• ASSIGNMENT
In full and without alteration, write out the lines below.
^^^^^^^^^^^^^^^^
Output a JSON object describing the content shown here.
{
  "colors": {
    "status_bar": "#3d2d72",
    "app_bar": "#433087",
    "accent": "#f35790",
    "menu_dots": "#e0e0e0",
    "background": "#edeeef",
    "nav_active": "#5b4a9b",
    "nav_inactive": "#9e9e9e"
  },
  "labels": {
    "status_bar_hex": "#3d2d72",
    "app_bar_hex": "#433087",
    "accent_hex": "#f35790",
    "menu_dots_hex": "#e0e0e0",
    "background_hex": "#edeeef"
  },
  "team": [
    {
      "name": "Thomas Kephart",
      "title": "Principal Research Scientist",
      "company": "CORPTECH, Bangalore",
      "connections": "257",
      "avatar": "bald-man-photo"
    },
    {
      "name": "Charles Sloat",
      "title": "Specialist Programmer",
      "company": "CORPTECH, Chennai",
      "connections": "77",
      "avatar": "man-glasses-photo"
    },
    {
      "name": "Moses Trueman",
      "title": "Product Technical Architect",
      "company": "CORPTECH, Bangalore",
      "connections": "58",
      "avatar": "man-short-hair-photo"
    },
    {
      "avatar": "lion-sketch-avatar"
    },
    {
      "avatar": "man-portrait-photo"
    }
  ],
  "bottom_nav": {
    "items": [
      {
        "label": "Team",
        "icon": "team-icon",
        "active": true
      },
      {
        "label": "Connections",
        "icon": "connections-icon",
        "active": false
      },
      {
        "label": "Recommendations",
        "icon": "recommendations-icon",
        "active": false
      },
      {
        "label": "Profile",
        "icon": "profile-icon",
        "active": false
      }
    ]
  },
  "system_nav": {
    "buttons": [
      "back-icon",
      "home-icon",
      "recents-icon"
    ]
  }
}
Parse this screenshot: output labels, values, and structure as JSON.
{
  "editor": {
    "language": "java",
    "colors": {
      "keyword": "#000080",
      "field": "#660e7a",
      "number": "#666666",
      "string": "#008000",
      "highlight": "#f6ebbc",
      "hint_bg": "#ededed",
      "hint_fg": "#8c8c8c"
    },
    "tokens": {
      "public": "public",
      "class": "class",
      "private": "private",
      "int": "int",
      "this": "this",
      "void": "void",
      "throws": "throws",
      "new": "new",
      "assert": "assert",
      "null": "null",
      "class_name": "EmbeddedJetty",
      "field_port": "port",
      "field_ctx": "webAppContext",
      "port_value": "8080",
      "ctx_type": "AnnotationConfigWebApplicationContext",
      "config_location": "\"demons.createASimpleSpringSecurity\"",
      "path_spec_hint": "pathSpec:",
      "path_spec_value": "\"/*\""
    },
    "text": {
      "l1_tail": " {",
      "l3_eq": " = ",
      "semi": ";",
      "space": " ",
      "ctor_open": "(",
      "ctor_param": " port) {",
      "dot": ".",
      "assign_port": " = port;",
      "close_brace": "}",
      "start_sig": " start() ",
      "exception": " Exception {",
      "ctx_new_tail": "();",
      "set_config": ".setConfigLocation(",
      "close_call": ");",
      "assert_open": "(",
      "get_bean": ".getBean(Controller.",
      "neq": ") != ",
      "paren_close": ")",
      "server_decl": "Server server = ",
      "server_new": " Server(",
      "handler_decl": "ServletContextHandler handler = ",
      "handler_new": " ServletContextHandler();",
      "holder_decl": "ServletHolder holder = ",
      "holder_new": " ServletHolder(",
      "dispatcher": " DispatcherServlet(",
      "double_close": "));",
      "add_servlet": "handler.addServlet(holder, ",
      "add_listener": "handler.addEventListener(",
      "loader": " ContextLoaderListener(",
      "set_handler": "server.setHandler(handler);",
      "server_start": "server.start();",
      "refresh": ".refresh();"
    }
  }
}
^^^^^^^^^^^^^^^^
• EXERCISE OUTPUT
Output a JSON object describing the content shown here.
{
  "colors": {
    "status_bar": "#3d2d72",
    "app_bar": "#433087",
    "accent": "#f35790",
    "menu_dots": "#e0e0e0",
    "background": "#edeeef",
    "nav_active": "#5b4a9b",
    "nav_inactive": "#9e9e9e"
  },
  "labels": {
    "status_bar_hex": "#3d2d72",
    "app_bar_hex": "#433087",
    "accent_hex": "#f35790",
    "menu_dots_hex": "#e0e0e0",
    "background_hex": "#edeeef"
  },
  "team": [
    {
      "name": "Thomas Kephart",
      "title": "Principal Research Scientist",
      "company": "CORPTECH, Bangalore",
      "connections": "257",
      "avatar": "bald-man-photo"
    },
    {
      "name": "Charles Sloat",
      "title": "Specialist Programmer",
      "company": "CORPTECH, Chennai",
      "connections": "77",
      "avatar": "man-glasses-photo"
    },
    {
      "name": "Moses Trueman",
      "title": "Product Technical Architect",
      "company": "CORPTECH, Bangalore",
      "connections": "58",
      "avatar": "man-short-hair-photo"
    },
    {
      "avatar": "lion-sketch-avatar"
    },
    {
      "avatar": "man-portrait-photo"
    }
  ],
  "bottom_nav": {
    "items": [
      {
        "label": "Team",
        "icon": "team-icon",
        "active": true
      },
      {
        "label": "Connections",
        "icon": "connections-icon",
        "active": false
      },
      {
        "label": "Recommendations",
        "icon": "recommendations-icon",
        "active": false
      },
      {
        "label": "Profile",
        "icon": "profile-icon",
        "active": false
      }
    ]
  },
  "system_nav": {
    "buttons": [
      "back-icon",
      "home-icon",
      "recents-icon"
    ]
  }
}
Parse this screenshot: output labels, values, and structure as JSON.
{
  "editor": {
    "language": "java",
    "colors": {
      "keyword": "#000080",
      "field": "#660e7a",
      "number": "#666666",
      "string": "#008000",
      "highlight": "#f6ebbc",
      "hint_bg": "#ededed",
      "hint_fg": "#8c8c8c"
    },
    "tokens": {
      "public": "public",
      "class": "class",
      "private": "private",
      "int": "int",
      "this": "this",
      "void": "void",
      "throws": "throws",
      "new": "new",
      "assert": "assert",
      "null": "null",
      "class_name": "EmbeddedJetty",
      "field_port": "port",
      "field_ctx": "webAppContext",
      "port_value": "8080",
      "ctx_type": "AnnotationConfigWebApplicationContext",
      "config_location": "\"demons.createASimpleSpringSecurity\"",
      "path_spec_hint": "pathSpec:",
      "path_spec_value": "\"/*\""
    },
    "text": {
      "l1_tail": " {",
      "l3_eq": " = ",
      "semi": ";",
      "space": " ",
      "ctor_open": "(",
      "ctor_param": " port) {",
      "dot": ".",
      "assign_port": " = port;",
      "close_brace": "}",
      "start_sig": " start() ",
      "exception": " Exception {",
      "ctx_new_tail": "();",
      "set_config": ".setConfigLocation(",
      "close_call": ");",
      "assert_open": "(",
      "get_bean": ".getBean(Controller.",
      "neq": ") != ",
      "paren_close": ")",
      "server_decl": "Server server = ",
      "server_new": " Server(",
      "handler_decl": "ServletContextHandler handler = ",
      "handler_new": " ServletContextHandler();",
      "holder_decl": "ServletHolder holder = ",
      "holder_new": " ServletHolder(",
      "dispatcher": " DispatcherServlet(",
      "double_close": "));",
      "add_servlet": "handler.addServlet(holder, ",
      "add_listener": "handler.addEventListener(",
      "loader": " ContextLoaderListener(",
      "set_handler": "server.setHandler(handler);",
      "server_start": "server.start();",
      "refresh": ".refresh();"
    }
  }
}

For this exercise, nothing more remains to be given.